It’s cheeky fun. It’s kind of a female version of The Lost Boys, and I really related to the characters.
So it’s your first movie.
My first and only movie. I’m always on the phone with Brad. “Bradley, when are we making another movie? I’m getting bored.”
So was it intimidating carrying the whole movie your first time out?
Terrifying. Dreadfully terrifying. I don’t know if anyone knew this, but I have no idea what I’m doing up here. I don’t have formal acting training. I’m not a Julliard actor. I haven’t been doing this for years. I show up and it’s like playing dress-up, you know? And on Supergirl too, I’m acting with juggernauts. It’s my first major [job] and I’m doing scenes with David Harewood. Cool, no pressure.
I have to live up to something. I have to keep up with that. All of it is very scary. With Bit, trying to keep up with Diana Hopper and James Paxton. Most of my scenes are with them, and they are both so phenomenal. Acting is the most terrifying thing I’ve ever had to do. I have virtually no control over anything. I just try my best. And I’m really happy with Bit, and the response has been better than any of us could have asked for.
It was supposed to be coming out soon, but the virus sort of threw that. I hope people get to see it soon, and I hope they get to see it in theatres.
It’s a film that I think will have a following. When I talked to Brad, he mentioned that he had read your book and consulted you doing research for the part. Then he decided he should cast you in the lead.
Were you at all reluctant to appear in a very queer film written by a cis straight man?
I didn’t really think much of it. The writing spoke for itself. It was phenomenal, well written, well researched. He’d talked to trans folks and read books. He knew what he was writing; he’d done his research to make sure it’s done well. And he made a movie where the trans character, like Nia, where her transness is not the only interesting thing about her. Brad knew: queer people are more than who we sleep with or where we use the bathroom.
I found that very refreshing.
Well, and I’m not sure I should say this, but I did tell Brad: the first time I saw the movie I didn’t even catch that she was a trans character. I just thought Laurel was a woman played by an actress who happens to be trans, and that was it.
And that’s the beauty of it. It’s not something a lot of people are going to catch unless they’re looking for it. You catch it in certain places.

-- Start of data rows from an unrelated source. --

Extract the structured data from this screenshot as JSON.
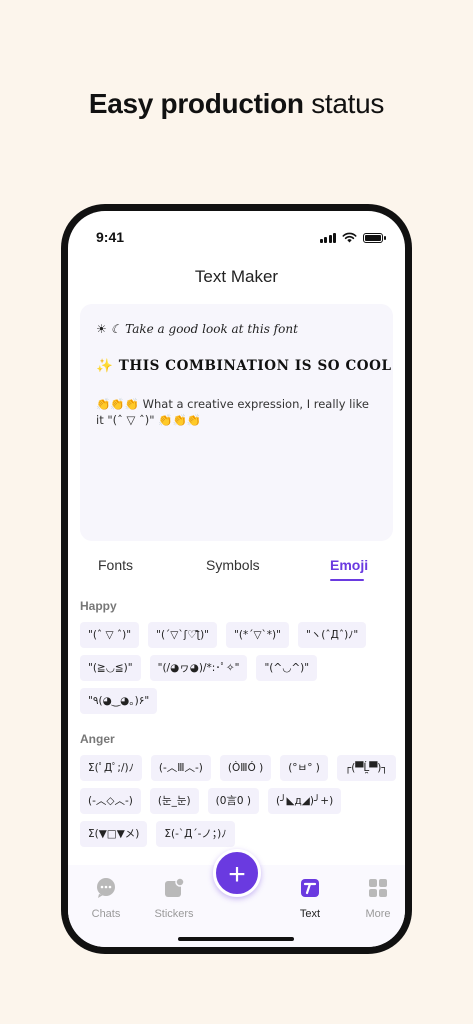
{
  "headline": {
    "bold": "Easy production",
    "light": "status"
  },
  "status_bar": {
    "time": "9:41"
  },
  "header": {
    "title": "Text Maker"
  },
  "preview": {
    "line1": "☀ ☾ Take a good look at this font",
    "line2": "✨ THIS COMBINATION IS SO COOL",
    "line3": "👏👏👏 What a creative expression, I really like it \"(ˆ ▽ ˆ)\" 👏👏👏"
  },
  "tabs": [
    "Fonts",
    "Symbols",
    "Emoji"
  ],
  "active_tab": "Emoji",
  "sections": [
    {
      "title": "Happy",
      "items": [
        "\"(ˆ ▽ ˆ)\"",
        "\"(´▽`ʃ♡ƪ)\"",
        "\"(*´▽`*)\"",
        "\"ヽ(ˆДˆ)ﾉ\"",
        "\"(≧◡≦)\"",
        "\"(/◕ヮ◕)/*:･ﾟ✧\"",
        "\"(^◡^)\"",
        "\"٩(◕‿◕｡)۶\""
      ]
    },
    {
      "title": "Anger",
      "items": [
        "Σ(ﾟДﾟ;/)ﾉ",
        "(-︿Ⅲ︿-)",
        "(ÒⅢÓ )",
        "(°ㅂ° )",
        "┌(▀Ĺ̯▀)┐",
        "(-︿◇︿-)",
        "(눈_눈)",
        "(0言0 )",
        "(╯◣д◢)╯+)",
        "Σ(▼□▼メ)",
        "Σ(-`Д´-ノ；)ﾉ"
      ]
    }
  ],
  "tabbar": {
    "items": [
      {
        "label": "Chats",
        "icon": "chat-bubble-icon"
      },
      {
        "label": "Stickers",
        "icon": "sticker-icon"
      },
      {
        "label": "Text",
        "icon": "text-icon"
      },
      {
        "label": "More",
        "icon": "grid-icon"
      }
    ],
    "active": "Text",
    "fab_icon": "plus-icon"
  },
  "colors": {
    "accent": "#6a3ae0",
    "background": "#fcf5ec",
    "chip": "#f3f1fb"
  }
}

It is there, and if you know to look for it, you understand. But otherwise, it’s not really pertinent to the situation. When we first meet her, with Laurel driving to Los Angeles, she’s passed a point in her life where her transness is her biggest issue.
Her biggest issue is her selfishness, and that now she has to kill people. She doesn’t want to kill people. It’s a story of a sort of amoral teen trans lesbian vampire.
I love it. When I talked to Brad, it was obvious he had this world very defined in his mind. Have you talked about doing another one? He hinted…
Yeah. It’s a possibility. Of course, I’m like yes, let’s do a trilogy. I want Bit Part II. I want to do all the movies. I have a running joke with him and James that Brad will be like 80 in a wheelchair, and James and I will be in Bit 16. We’ll never stop.
It worked for Star Wars.
I think it has the makings for a sequel, but first we need it frigging released.
So what else do you have coming up? I know Supergirl is coming back for Season 6. Are you part of it?
I believe that I can say I am, yes. I’m not going anywhere.
Beyond that? Other movies?
My life has just been Supergirl and Bit the past couple years. It’s funny: I see other folks doing other projects while they’re a regular on a series. And I’m like how do you have the time? It’s all I can do to get a night’s sleep. So right now it’s Bit coming out and Supergirl Season 6. I talked to the showrunner, and he told me what the plan is. I’m really excited. It’s a cool concept.
And I’m sure you can’t tell us what that is.
I can’t say anything.
It figures. Anything else you’d like to add?
Stay indoors. I feel like this could all be over sooner if people would just. Stop. Going. Outside. For stupid reasons.
Supergirl airs Sundays on The CW.